Yet we have a far from unblemished record when it comes to race and ethnic relations in our own country, the most egregious examples being the Chinese head tax and the internment and dispossession of the Japanese and the Italians during the second world war. While most people know of those shameful episodes, far fewer know about the discrimination black people have faced here. That is why the decision to put Viola Desmond on the next $10 bill is such cause for celebration.
As the activist in the above video states, the selection of Desmond will not end the racism that still exists (a sentiment echoed by Yusra Khogali, co-founder of Black Lives Matter Toronto), but it makes it easier to address.
And I would add two points: it should also be a point of real pride for the people of colour in our country, as well as a humbling and eye-opening development for the rest of us, including me, who did not know her story, nor the kind of segregation people experienced here.
Perhaps we are finally moving toward a time when we recognize people by the integrity, resilience and fortitude they possess, not the colour of their skin or the religion or ethnic group they belong to.
'Tis a consummation devoutly to be wished.
UPDATE: This Star editorial is a fitting complement to Viola Desmond:
Putting a Canadian woman on a bill is long overdue. The choice of this particular woman is an especially powerful symbol of acknowledgment of past wrongs and tribute to someone who, at great risk to herself, fought against them.
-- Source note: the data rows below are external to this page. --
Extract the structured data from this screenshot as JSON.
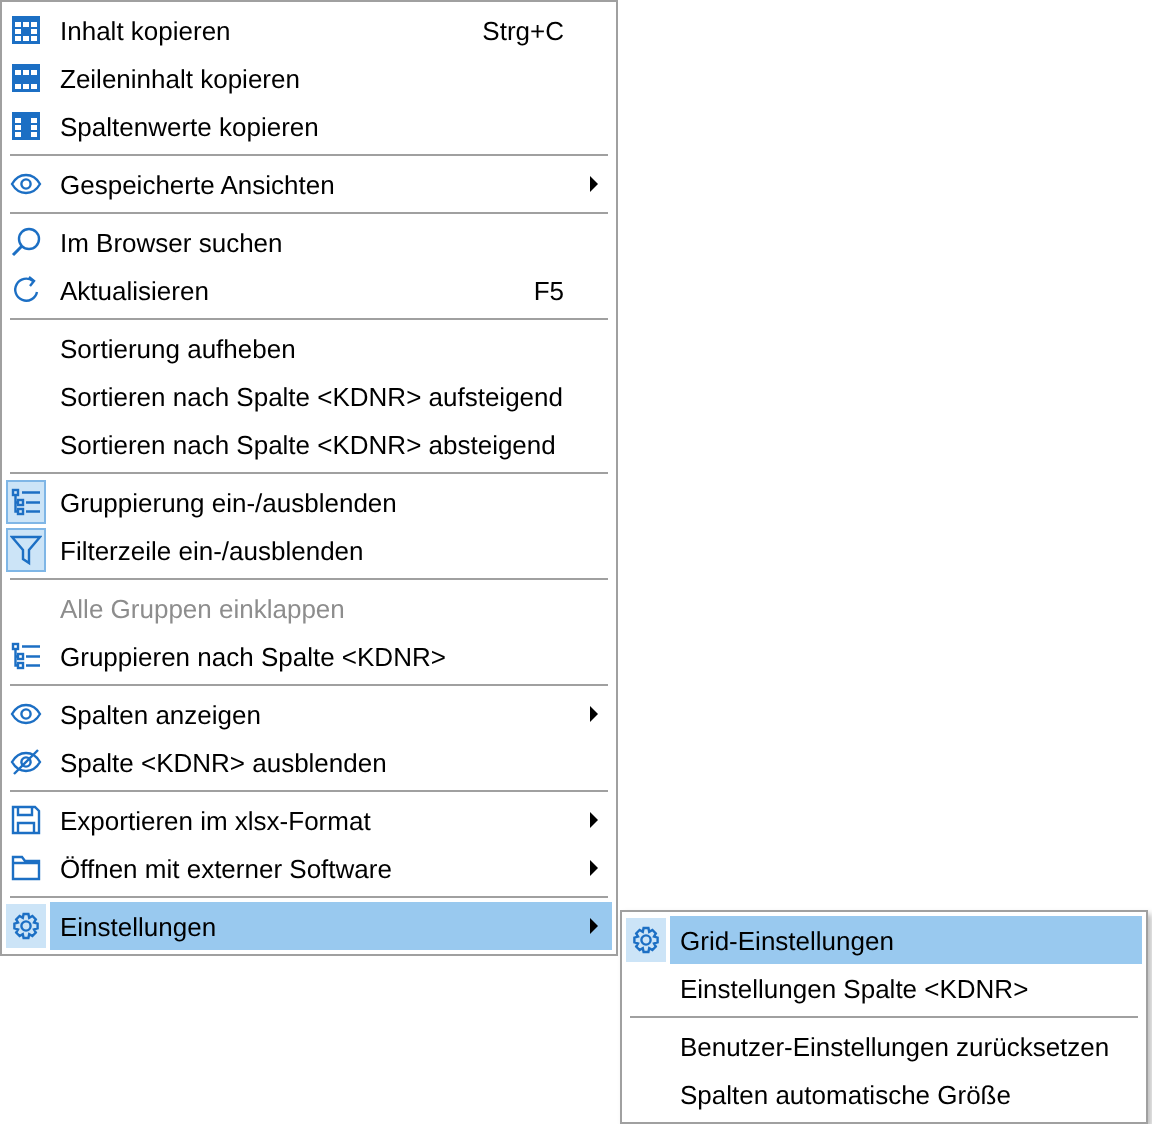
{
  "context_menu": {
    "sections": [
      [
        {
          "label": "Inhalt kopieren",
          "shortcut": "Strg+C",
          "has_submenu": false,
          "checked": false,
          "disabled": false,
          "selected": false
        },
        {
          "label": "Zeileninhalt kopieren",
          "has_submenu": false,
          "checked": false,
          "disabled": false,
          "selected": false
        },
        {
          "label": "Spaltenwerte kopieren",
          "has_submenu": false,
          "checked": false,
          "disabled": false,
          "selected": false
        }
      ],
      [
        {
          "label": "Gespeicherte Ansichten",
          "has_submenu": true,
          "checked": false,
          "disabled": false,
          "selected": false
        }
      ],
      [
        {
          "label": "Im Browser suchen",
          "has_submenu": false,
          "checked": false,
          "disabled": false,
          "selected": false
        },
        {
          "label": "Aktualisieren",
          "shortcut": "F5",
          "has_submenu": false,
          "checked": false,
          "disabled": false,
          "selected": false
        }
      ],
      [
        {
          "label": "Sortierung aufheben",
          "has_submenu": false,
          "checked": false,
          "disabled": false,
          "selected": false
        },
        {
          "label": "Sortieren nach Spalte <KDNR> aufsteigend",
          "has_submenu": false,
          "checked": false,
          "disabled": false,
          "selected": false
        },
        {
          "label": "Sortieren nach Spalte <KDNR> absteigend",
          "has_submenu": false,
          "checked": false,
          "disabled": false,
          "selected": false
        }
      ],
      [
        {
          "label": "Gruppierung ein-/ausblenden",
          "has_submenu": false,
          "checked": true,
          "disabled": false,
          "selected": false
        },
        {
          "label": "Filterzeile ein-/ausblenden",
          "has_submenu": false,
          "checked": true,
          "disabled": false,
          "selected": false
        }
      ],
      [
        {
          "label": "Alle Gruppen einklappen",
          "has_submenu": false,
          "checked": false,
          "disabled": true,
          "selected": false
        },
        {
          "label": "Gruppieren nach Spalte <KDNR>",
          "has_submenu": false,
          "checked": false,
          "disabled": false,
          "selected": false
        }
      ],
      [
        {
          "label": "Spalten anzeigen",
          "has_submenu": true,
          "checked": false,
          "disabled": false,
          "selected": false
        },
        {
          "label": "Spalte <KDNR> ausblenden",
          "has_submenu": false,
          "checked": false,
          "disabled": false,
          "selected": false
        }
      ],
      [
        {
          "label": "Exportieren im xlsx-Format",
          "has_submenu": true,
          "checked": false,
          "disabled": false,
          "selected": false
        },
        {
          "label": "Öffnen mit externer Software",
          "has_submenu": true,
          "checked": false,
          "disabled": false,
          "selected": false
        }
      ],
      [
        {
          "label": "Einstellungen",
          "has_submenu": true,
          "checked": false,
          "disabled": false,
          "selected": true
        }
      ]
    ]
  },
  "submenu": {
    "sections": [
      [
        {
          "label": "Grid-Einstellungen",
          "has_submenu": false,
          "checked": false,
          "disabled": false,
          "selected": true
        },
        {
          "label": "Einstellungen Spalte <KDNR>",
          "has_submenu": false,
          "checked": false,
          "disabled": false,
          "selected": false
        }
      ],
      [
        {
          "label": "Benutzer-Einstellungen zurücksetzen",
          "has_submenu": false,
          "checked": false,
          "disabled": false,
          "selected": false
        },
        {
          "label": "Spalten automatische Größe",
          "has_submenu": false,
          "checked": false,
          "disabled": false,
          "selected": false
        }
      ]
    ]
  }
}
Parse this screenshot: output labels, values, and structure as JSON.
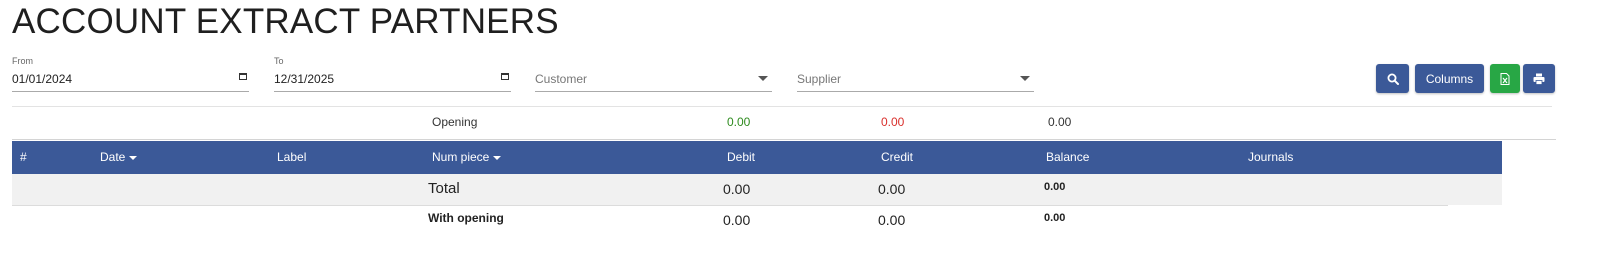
{
  "page": {
    "title": "ACCOUNT EXTRACT PARTNERS"
  },
  "filters": {
    "from_label": "From",
    "from_value": "01/01/2024",
    "to_label": "To",
    "to_value": "12/31/2025",
    "customer_placeholder": "Customer",
    "supplier_placeholder": "Supplier"
  },
  "toolbar": {
    "search_icon": "search-icon",
    "columns_label": "Columns",
    "excel_icon": "excel-icon",
    "print_icon": "print-icon"
  },
  "colors": {
    "primary": "#3b5998",
    "success": "#28a745",
    "debit": "#2e8b1e",
    "credit": "#d9302c"
  },
  "opening": {
    "label": "Opening",
    "debit": "0.00",
    "credit": "0.00",
    "balance": "0.00"
  },
  "table": {
    "headers": [
      "#",
      "Date",
      "Label",
      "Num piece",
      "Debit",
      "Credit",
      "Balance",
      "Journals"
    ],
    "total": {
      "label": "Total",
      "debit": "0.00",
      "credit": "0.00",
      "balance": "0.00"
    },
    "with_opening": {
      "label": "With opening",
      "debit": "0.00",
      "credit": "0.00",
      "balance": "0.00"
    }
  }
}
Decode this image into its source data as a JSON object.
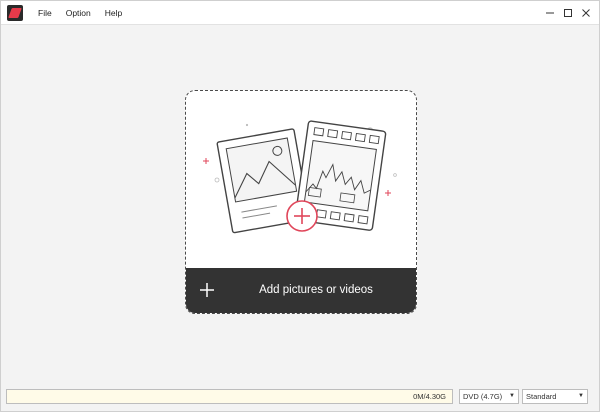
{
  "menu": {
    "items": [
      "File",
      "Option",
      "Help"
    ]
  },
  "window_controls": {
    "minimize_icon": "minimize-icon",
    "maximize_icon": "maximize-icon",
    "close_icon": "close-icon"
  },
  "dropzone": {
    "add_label": "Add pictures or videos",
    "accent_color": "#e0465a",
    "bar_color": "#333333"
  },
  "status": {
    "capacity_text": "0M/4.30G",
    "capacity_fraction": 0,
    "disc_type": "DVD (4.7G)",
    "quality": "Standard"
  }
}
It should also be read as a promise from the state that it will take seriously and work alongside those who continue to resist in the spirit of Viola Desmond’s unfinished project.